Aim of the exercise:
Lines with the word "JSON" are the ones wanted. Copy each of them from the entries below.
START The data
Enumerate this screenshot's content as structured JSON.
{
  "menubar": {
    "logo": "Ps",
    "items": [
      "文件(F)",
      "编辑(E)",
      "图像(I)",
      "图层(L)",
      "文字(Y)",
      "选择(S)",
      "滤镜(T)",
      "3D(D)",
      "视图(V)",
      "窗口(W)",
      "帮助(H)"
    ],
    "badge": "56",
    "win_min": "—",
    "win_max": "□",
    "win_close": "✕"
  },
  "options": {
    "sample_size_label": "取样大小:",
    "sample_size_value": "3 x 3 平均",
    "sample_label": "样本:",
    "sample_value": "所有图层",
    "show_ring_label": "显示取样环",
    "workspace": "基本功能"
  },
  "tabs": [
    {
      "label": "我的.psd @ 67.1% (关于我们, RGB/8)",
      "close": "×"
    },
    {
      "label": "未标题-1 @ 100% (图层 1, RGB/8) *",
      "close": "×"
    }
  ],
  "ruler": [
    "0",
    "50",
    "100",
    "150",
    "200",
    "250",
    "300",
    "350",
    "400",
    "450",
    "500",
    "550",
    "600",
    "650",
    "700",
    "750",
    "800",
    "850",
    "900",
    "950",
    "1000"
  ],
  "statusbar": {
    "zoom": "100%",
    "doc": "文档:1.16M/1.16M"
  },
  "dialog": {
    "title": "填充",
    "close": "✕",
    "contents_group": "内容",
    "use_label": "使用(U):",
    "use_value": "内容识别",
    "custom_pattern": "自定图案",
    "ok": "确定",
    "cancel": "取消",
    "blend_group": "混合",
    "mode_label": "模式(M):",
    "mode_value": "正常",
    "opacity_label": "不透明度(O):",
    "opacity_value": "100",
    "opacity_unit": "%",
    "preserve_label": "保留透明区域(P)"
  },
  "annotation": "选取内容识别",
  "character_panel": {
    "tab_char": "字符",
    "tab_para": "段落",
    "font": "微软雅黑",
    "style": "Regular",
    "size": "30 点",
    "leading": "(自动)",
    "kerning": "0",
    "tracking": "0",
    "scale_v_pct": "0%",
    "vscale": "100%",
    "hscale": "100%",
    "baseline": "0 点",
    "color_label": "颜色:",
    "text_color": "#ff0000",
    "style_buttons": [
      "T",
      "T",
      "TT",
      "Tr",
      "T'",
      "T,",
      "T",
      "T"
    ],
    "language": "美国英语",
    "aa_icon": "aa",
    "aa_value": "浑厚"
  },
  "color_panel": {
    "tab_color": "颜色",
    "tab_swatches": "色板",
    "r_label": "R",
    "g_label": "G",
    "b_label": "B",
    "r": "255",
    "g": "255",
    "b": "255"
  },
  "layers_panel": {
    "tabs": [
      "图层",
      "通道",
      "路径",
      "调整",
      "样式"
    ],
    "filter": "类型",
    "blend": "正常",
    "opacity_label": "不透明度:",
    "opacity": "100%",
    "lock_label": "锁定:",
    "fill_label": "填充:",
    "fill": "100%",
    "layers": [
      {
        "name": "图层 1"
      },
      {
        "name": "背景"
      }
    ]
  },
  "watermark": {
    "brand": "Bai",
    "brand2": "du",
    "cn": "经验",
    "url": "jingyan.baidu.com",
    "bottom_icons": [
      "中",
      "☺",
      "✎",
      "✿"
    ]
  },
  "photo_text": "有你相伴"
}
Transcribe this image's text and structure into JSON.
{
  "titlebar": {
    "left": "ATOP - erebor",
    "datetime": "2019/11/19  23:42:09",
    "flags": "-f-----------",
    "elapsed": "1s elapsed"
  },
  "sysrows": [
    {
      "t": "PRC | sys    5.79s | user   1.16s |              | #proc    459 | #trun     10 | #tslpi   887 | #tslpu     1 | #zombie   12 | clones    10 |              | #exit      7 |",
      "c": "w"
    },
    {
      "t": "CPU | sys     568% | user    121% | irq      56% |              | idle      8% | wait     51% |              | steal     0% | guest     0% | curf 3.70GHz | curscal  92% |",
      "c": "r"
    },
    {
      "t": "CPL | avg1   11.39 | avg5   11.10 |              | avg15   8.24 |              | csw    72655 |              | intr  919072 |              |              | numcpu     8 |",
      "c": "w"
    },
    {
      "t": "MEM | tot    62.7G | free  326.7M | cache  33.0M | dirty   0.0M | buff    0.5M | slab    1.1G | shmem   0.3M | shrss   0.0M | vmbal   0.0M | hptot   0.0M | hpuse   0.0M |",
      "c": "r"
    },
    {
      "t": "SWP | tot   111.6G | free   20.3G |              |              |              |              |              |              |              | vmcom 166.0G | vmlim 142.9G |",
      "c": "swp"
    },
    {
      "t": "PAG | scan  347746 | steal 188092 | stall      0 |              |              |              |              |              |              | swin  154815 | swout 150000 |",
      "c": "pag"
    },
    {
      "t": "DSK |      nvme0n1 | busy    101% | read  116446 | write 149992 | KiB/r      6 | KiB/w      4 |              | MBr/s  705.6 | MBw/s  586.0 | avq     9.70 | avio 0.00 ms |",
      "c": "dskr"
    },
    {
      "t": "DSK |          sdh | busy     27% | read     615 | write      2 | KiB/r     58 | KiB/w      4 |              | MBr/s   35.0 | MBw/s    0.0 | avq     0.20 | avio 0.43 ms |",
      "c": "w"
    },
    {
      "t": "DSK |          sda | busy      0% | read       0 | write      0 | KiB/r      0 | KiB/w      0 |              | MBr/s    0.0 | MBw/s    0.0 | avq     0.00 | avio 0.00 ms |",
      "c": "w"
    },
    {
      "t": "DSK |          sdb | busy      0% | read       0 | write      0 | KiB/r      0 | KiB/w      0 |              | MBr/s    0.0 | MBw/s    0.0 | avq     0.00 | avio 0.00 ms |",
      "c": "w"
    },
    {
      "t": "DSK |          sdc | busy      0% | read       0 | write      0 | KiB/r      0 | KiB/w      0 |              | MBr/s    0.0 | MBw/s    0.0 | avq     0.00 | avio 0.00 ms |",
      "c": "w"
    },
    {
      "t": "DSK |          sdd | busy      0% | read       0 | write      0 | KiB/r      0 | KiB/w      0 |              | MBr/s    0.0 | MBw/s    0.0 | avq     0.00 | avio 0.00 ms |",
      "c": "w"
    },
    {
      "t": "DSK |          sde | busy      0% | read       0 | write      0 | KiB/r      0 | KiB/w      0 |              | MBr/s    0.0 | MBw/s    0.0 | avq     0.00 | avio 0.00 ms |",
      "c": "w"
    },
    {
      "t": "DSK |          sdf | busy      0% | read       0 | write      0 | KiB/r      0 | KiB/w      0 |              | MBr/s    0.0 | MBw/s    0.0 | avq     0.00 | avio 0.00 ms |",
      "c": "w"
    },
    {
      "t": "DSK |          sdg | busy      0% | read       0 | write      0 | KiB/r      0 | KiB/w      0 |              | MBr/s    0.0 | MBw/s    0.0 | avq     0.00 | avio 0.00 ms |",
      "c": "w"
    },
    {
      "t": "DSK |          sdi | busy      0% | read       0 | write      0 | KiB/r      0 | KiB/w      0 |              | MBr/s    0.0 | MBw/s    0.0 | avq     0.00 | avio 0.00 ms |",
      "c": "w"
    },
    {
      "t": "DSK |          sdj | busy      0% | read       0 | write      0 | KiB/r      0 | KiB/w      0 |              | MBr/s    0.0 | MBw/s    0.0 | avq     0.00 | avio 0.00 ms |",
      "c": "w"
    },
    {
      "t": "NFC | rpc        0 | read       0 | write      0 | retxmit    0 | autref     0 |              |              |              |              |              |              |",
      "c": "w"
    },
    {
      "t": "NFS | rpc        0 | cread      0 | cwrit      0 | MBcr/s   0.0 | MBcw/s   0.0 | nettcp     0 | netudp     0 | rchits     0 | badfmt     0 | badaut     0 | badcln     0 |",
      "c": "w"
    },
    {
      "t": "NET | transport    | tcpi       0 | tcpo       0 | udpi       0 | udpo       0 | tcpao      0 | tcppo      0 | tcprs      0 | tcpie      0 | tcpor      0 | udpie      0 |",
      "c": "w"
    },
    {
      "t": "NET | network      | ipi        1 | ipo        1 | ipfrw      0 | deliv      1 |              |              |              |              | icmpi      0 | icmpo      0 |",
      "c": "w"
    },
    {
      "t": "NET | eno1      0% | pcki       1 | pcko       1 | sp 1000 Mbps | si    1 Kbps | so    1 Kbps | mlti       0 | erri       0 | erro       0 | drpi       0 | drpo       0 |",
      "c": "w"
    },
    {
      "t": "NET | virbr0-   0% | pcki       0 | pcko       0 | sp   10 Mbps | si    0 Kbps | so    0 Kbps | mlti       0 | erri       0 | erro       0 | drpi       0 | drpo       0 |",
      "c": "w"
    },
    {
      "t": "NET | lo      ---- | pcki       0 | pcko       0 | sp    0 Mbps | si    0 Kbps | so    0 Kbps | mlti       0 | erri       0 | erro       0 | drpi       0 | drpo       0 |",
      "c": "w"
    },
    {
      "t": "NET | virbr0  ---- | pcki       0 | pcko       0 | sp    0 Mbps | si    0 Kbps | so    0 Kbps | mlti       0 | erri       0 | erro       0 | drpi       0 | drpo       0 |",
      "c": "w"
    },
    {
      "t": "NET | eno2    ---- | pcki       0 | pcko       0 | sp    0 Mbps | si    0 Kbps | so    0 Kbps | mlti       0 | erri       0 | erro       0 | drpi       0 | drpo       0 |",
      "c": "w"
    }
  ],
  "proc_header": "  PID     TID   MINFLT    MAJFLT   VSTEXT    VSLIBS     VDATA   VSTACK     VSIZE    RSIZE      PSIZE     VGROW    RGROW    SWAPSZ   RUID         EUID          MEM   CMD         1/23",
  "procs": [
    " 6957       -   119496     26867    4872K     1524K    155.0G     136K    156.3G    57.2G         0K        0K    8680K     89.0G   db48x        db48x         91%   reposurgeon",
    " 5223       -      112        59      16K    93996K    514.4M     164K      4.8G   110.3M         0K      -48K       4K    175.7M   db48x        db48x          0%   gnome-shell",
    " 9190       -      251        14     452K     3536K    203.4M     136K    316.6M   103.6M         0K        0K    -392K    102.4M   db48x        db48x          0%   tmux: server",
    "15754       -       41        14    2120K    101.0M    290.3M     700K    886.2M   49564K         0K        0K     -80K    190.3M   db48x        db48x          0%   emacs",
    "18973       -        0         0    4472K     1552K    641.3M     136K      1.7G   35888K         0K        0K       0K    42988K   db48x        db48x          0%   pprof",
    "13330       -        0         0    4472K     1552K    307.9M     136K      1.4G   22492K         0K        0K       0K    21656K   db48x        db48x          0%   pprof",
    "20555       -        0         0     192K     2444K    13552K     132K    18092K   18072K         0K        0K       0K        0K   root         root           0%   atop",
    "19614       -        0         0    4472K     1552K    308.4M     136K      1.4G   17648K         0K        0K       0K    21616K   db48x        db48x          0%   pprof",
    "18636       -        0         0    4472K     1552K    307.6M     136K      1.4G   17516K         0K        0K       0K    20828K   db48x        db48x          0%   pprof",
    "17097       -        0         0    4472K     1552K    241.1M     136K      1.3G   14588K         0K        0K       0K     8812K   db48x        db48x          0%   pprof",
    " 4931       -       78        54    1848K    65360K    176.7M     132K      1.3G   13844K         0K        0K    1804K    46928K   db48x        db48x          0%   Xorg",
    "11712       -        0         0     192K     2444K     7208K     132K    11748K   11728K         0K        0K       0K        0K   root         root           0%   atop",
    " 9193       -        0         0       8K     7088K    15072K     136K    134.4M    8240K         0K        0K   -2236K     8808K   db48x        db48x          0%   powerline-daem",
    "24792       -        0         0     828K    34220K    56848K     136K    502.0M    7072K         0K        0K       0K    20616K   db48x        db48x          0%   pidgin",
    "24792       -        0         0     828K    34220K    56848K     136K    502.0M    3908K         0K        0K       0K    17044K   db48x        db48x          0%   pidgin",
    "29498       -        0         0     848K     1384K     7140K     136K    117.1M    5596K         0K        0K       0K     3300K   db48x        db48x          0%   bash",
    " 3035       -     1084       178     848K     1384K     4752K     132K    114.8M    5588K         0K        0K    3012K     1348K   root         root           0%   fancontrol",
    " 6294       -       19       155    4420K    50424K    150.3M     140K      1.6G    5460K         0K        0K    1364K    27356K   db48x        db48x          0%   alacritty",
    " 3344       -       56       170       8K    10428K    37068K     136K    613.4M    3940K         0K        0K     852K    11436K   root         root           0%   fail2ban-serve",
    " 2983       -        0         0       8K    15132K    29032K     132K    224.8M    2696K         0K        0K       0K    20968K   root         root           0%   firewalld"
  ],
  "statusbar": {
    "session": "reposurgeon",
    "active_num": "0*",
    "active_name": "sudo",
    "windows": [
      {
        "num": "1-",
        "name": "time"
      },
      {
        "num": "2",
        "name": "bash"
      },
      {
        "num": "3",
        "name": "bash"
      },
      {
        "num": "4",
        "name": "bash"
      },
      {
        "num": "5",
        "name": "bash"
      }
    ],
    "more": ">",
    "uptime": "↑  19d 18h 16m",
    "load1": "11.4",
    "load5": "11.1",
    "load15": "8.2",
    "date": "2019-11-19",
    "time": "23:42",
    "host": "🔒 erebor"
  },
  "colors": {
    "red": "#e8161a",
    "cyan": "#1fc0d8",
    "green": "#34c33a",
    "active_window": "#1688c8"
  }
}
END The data
Written response:
Enumerate this screenshot's content as structured JSON.
Transcribe this image's text and structure into JSON.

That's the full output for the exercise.